# PROVIDED RECORDS
##########
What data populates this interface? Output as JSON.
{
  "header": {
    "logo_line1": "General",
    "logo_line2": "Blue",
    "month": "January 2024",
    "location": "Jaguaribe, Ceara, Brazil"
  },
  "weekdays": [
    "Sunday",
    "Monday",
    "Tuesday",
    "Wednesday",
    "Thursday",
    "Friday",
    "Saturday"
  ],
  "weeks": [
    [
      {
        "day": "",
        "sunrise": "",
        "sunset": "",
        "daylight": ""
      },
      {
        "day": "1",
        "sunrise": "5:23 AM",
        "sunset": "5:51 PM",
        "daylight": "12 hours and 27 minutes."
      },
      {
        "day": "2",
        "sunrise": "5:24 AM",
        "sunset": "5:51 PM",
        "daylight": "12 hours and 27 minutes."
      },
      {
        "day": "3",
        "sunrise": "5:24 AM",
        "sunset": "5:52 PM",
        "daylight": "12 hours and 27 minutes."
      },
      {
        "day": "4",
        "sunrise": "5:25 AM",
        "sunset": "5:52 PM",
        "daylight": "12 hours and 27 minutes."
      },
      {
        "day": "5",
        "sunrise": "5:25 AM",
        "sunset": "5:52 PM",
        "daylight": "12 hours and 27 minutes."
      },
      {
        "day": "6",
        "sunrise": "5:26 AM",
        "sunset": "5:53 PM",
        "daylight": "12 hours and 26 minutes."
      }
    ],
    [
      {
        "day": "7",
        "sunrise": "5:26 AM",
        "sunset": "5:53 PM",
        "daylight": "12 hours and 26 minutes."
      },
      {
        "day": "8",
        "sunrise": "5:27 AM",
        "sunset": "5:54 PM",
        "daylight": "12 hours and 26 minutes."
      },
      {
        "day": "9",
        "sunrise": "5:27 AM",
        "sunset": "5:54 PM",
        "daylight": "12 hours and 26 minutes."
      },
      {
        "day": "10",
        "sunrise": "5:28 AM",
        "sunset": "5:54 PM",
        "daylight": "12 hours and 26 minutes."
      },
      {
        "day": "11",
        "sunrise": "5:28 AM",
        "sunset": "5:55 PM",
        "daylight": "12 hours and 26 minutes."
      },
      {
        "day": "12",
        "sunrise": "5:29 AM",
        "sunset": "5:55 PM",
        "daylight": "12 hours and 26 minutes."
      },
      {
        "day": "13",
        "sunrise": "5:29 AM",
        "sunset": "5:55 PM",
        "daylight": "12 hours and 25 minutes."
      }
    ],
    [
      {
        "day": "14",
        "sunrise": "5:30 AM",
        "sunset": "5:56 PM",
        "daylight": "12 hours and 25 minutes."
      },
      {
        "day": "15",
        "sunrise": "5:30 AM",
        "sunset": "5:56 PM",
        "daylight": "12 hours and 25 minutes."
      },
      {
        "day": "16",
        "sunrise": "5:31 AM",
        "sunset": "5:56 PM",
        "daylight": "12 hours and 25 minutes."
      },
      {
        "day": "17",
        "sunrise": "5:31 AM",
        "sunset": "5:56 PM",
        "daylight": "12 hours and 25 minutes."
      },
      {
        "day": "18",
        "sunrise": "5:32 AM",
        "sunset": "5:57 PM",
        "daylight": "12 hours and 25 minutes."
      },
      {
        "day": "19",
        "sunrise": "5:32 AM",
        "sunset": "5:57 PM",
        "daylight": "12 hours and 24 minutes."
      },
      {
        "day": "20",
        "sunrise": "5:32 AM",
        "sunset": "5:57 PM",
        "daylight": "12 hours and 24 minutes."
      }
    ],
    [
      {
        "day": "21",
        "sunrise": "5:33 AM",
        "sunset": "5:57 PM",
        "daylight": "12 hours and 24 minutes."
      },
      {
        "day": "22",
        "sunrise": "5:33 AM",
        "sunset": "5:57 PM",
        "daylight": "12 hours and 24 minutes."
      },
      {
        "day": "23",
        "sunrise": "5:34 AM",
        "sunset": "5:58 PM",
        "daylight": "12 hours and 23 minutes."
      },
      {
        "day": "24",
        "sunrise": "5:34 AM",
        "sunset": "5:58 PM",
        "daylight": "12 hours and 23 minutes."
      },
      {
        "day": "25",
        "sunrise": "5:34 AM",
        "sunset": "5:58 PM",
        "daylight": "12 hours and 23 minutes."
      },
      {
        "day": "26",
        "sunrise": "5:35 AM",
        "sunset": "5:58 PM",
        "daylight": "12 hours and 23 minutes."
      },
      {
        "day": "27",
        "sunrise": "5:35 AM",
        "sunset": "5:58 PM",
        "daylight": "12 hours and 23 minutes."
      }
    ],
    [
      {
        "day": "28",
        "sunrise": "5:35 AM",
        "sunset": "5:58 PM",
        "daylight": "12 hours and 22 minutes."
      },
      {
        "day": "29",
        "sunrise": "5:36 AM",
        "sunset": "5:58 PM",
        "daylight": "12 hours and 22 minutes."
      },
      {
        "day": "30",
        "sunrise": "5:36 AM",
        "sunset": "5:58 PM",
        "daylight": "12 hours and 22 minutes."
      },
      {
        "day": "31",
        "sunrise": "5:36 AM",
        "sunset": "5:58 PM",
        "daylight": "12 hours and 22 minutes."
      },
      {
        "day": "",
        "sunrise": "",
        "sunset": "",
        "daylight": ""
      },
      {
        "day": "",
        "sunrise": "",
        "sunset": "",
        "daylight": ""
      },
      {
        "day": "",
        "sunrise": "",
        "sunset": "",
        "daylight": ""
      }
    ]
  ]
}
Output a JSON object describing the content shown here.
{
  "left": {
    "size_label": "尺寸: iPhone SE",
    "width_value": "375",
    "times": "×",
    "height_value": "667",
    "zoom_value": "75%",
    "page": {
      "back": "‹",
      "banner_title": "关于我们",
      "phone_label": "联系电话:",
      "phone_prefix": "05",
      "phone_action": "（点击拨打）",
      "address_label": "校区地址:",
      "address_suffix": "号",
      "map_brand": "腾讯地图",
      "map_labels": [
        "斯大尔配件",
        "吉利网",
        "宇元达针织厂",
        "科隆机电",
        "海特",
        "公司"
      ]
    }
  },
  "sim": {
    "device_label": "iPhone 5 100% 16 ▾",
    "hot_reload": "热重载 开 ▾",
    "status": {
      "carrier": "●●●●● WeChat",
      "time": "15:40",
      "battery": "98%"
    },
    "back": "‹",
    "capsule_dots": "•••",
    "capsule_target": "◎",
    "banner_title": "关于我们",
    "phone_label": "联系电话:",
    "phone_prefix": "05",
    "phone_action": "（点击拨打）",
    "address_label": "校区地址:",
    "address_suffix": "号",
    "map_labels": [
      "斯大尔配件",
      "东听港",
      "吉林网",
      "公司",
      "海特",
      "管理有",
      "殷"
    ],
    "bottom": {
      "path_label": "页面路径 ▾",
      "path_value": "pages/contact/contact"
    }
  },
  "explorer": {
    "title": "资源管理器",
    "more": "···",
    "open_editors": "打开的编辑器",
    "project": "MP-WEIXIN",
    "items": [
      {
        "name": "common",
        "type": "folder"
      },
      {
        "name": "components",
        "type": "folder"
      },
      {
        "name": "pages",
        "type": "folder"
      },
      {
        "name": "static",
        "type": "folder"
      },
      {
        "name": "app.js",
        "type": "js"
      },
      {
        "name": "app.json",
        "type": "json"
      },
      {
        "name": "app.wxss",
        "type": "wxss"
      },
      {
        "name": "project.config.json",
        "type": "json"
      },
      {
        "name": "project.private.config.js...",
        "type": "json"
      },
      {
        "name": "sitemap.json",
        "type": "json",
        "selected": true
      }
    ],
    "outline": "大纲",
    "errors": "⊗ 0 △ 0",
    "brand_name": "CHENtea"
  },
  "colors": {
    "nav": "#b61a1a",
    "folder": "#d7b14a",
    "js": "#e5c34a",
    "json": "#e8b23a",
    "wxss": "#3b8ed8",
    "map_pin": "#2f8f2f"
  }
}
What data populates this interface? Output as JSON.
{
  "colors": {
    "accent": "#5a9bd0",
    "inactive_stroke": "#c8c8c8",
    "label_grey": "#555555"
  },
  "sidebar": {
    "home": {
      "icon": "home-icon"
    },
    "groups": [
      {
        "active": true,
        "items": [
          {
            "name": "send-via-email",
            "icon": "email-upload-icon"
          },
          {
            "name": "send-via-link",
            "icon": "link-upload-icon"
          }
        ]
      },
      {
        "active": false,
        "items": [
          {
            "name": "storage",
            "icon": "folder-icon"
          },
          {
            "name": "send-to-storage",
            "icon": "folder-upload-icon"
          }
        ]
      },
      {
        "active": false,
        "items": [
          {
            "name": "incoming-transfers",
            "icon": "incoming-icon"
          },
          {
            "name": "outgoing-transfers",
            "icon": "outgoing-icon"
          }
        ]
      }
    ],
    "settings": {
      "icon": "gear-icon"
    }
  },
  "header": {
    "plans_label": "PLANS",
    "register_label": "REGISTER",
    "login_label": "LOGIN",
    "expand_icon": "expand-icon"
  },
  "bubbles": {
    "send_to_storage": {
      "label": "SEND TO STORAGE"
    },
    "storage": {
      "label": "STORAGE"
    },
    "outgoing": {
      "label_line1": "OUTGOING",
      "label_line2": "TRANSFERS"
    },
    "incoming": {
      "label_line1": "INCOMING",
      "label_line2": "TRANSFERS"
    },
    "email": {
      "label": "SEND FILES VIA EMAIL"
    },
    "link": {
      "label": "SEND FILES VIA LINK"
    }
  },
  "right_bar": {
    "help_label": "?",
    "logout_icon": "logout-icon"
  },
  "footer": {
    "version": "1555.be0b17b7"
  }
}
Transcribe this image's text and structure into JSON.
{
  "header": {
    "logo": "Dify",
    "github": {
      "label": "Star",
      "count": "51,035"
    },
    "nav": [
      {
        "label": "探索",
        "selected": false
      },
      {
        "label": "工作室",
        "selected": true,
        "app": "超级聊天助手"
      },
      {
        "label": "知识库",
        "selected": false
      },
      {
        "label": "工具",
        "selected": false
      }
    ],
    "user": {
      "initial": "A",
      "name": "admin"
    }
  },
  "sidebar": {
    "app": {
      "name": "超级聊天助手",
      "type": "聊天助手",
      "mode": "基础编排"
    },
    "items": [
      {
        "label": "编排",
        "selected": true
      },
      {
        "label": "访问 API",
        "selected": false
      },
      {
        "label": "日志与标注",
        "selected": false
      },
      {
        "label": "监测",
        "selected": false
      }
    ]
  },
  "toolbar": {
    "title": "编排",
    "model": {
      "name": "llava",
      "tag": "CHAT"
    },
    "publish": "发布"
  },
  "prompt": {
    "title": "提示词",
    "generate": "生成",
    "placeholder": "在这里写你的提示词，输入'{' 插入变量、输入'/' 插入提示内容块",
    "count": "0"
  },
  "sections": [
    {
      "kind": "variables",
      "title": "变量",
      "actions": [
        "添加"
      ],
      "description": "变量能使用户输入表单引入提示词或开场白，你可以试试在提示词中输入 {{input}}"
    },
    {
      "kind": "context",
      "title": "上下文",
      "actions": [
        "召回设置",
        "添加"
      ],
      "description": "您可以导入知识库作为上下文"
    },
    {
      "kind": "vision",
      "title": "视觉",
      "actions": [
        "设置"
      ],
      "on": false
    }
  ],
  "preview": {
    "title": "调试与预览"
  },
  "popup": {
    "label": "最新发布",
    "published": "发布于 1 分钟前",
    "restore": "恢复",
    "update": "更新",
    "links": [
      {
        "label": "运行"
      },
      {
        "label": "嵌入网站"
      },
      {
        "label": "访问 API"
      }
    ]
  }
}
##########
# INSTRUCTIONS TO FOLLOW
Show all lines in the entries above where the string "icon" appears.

# ANSWER TO THIS TASK
      "icon": "home-icon"
            "icon": "email-upload-icon"
            "icon": "link-upload-icon"
            "icon": "folder-icon"
            "icon": "folder-upload-icon"
            "icon": "incoming-icon"
            "icon": "outgoing-icon"
      "icon": "gear-icon"
    "expand_icon": "expand-icon"
    "logout_icon": "logout-icon"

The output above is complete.